--- EXTRACTED RECORDS ---

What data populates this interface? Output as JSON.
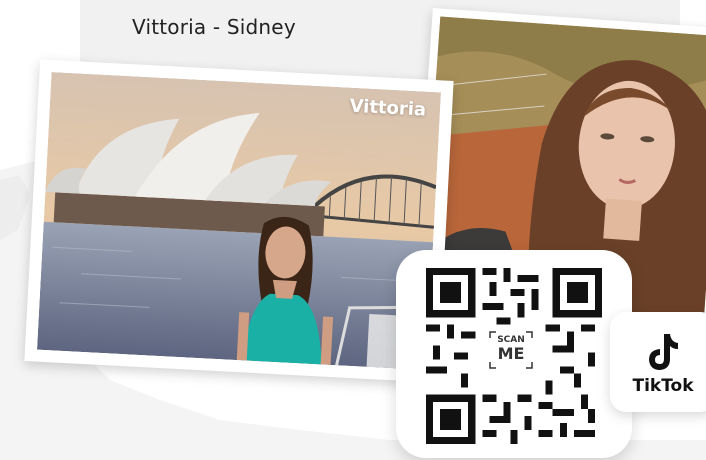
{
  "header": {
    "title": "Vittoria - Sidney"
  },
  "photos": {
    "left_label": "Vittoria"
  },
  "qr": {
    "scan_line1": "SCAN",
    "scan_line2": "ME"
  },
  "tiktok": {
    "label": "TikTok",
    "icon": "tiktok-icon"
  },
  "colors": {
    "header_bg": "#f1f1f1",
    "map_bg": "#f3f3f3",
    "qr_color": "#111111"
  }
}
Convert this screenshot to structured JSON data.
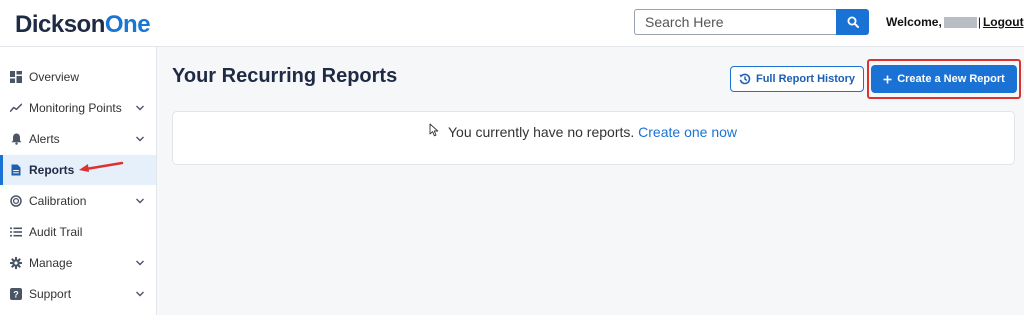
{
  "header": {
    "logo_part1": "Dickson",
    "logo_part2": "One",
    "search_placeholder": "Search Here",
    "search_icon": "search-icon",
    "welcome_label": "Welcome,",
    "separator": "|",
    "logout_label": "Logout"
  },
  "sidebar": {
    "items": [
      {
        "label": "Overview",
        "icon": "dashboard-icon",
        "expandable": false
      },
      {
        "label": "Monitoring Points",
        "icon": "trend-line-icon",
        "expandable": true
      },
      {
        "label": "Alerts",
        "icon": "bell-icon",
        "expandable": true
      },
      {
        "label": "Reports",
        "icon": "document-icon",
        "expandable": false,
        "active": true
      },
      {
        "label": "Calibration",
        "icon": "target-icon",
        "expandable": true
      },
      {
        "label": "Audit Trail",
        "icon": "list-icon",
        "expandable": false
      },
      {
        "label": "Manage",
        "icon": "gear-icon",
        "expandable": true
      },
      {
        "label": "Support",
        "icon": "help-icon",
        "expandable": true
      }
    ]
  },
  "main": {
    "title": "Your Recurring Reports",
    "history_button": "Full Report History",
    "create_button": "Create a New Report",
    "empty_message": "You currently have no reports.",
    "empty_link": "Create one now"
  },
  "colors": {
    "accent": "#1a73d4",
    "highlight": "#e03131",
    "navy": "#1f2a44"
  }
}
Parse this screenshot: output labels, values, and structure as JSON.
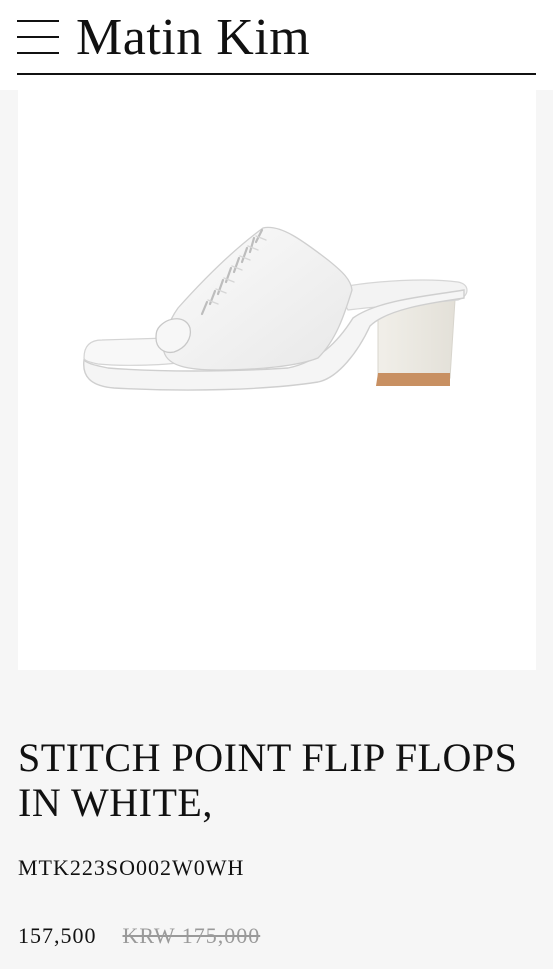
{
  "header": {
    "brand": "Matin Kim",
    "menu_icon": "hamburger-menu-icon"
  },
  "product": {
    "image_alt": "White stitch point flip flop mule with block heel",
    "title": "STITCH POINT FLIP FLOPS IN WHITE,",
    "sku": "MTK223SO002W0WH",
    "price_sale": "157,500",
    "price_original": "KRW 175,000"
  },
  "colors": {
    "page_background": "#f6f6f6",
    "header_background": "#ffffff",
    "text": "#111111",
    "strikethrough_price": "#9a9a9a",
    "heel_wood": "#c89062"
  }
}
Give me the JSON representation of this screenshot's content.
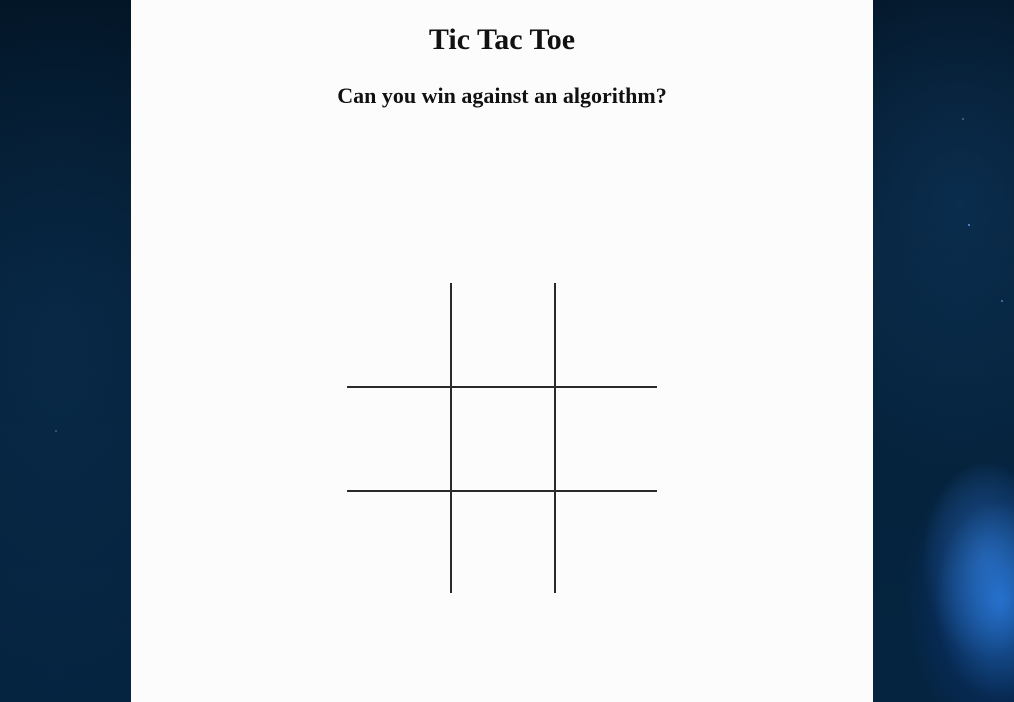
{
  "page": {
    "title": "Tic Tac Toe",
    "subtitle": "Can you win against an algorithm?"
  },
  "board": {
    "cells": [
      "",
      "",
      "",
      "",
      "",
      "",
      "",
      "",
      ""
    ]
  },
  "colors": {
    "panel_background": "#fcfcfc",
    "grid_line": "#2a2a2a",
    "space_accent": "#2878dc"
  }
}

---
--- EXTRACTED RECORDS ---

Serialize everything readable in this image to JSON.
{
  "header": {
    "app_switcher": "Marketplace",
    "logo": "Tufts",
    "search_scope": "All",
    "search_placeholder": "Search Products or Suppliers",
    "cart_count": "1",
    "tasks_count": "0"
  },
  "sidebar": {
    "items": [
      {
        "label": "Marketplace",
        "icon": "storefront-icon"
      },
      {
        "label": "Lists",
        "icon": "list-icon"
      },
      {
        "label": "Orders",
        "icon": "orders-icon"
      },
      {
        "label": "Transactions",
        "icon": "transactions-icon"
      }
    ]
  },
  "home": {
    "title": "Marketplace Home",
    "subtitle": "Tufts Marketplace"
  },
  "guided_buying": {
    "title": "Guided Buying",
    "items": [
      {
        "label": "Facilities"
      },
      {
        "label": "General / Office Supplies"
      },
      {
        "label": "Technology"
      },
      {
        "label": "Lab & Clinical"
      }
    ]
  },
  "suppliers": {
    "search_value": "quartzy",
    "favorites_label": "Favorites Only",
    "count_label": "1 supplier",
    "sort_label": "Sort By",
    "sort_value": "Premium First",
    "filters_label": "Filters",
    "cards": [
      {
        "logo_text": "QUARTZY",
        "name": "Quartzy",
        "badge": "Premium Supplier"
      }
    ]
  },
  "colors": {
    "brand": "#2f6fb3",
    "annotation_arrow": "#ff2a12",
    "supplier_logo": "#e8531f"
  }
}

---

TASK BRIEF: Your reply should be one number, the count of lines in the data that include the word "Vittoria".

YOUR SOLUTION: 2